The planetary systems detected so far exhibit a wide diversity of architectures, and various methods have been proposed to quantitatively study this diversity. Straightforward ways to quantify the difference between two systems, and more generally two sets of multi-planetary systems, are helpful for studying this diversity. In this work we present a novel approach, using a weighted extension of the energy distance (WED) metric, to quantify the difference between planetary systems on the logarithmic period-radius plane. We demonstrate the use of this metric and its relation to previously introduced descriptive measures to characterise the arrangements of Kepler planetary systems. By applying exploratory machine-learning tools, we attempt to find whether there is some order that can be ascribed to the set of multi-planet Kepler system architectures. Based on the WED, the 'Sequencer', which is such an automatic tool, identifies a progression from small and compact planetary systems to systems with distant giant planets. It is reassuring to see that a WED-based tool does indeed identify this progression. Next, we extend the WED to define the inter-catalogue energy distance-a distance metric between sets of multi-planetary systems. We have made the specific implementation presented in the paper available to the community through a public repository. We suggest using these metrics as complementary tools in attempts to compare different architectures of planetary systems and, in general, different catalogues of planetary systems.

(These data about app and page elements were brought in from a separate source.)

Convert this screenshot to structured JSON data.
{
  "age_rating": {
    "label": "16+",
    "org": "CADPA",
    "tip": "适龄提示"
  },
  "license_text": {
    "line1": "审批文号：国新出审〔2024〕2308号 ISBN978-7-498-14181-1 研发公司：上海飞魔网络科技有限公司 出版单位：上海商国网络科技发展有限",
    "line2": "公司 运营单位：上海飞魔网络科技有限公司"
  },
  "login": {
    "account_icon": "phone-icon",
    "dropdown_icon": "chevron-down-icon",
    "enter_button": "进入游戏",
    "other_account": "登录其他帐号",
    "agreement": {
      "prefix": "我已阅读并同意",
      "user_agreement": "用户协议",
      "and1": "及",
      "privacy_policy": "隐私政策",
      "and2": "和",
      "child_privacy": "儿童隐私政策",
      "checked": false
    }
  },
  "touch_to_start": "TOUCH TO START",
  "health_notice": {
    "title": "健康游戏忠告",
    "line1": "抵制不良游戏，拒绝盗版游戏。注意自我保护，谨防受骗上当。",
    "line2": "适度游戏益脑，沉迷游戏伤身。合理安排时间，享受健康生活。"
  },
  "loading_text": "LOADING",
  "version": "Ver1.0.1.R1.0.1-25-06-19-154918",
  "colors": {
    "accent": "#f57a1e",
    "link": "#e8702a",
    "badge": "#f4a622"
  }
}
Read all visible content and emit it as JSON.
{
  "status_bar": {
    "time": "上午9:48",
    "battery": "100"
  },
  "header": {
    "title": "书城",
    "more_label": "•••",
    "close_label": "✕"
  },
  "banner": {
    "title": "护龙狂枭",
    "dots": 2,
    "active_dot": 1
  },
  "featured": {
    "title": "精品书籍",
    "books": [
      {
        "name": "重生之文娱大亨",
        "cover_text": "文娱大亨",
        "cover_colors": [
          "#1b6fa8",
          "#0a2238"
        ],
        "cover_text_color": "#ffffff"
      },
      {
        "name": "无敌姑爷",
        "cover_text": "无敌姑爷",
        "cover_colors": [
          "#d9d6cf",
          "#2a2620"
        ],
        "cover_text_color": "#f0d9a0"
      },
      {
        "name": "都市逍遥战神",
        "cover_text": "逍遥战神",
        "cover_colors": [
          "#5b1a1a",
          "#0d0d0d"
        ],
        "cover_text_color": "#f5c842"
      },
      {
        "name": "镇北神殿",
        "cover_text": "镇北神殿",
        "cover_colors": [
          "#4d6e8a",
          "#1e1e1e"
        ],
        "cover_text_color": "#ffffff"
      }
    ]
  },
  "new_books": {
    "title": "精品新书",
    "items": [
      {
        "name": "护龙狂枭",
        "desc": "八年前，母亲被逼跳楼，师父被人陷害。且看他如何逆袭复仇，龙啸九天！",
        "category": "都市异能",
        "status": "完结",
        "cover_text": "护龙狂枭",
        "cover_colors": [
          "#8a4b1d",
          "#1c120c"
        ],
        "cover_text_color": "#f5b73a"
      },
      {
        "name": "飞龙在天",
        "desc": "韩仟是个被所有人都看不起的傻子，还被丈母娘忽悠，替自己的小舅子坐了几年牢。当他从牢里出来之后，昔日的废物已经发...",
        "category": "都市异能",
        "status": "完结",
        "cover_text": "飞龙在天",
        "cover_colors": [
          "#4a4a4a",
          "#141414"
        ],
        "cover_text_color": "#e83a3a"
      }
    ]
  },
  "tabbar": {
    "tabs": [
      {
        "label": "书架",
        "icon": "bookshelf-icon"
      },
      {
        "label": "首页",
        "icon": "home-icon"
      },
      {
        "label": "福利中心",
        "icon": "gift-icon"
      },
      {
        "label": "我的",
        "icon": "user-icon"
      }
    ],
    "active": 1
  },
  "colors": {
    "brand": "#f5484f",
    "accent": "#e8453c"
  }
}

- Methods: data analysis
- Methods: statistical
- Planets and satellites: fundamental parameters
- Planets and satellites: general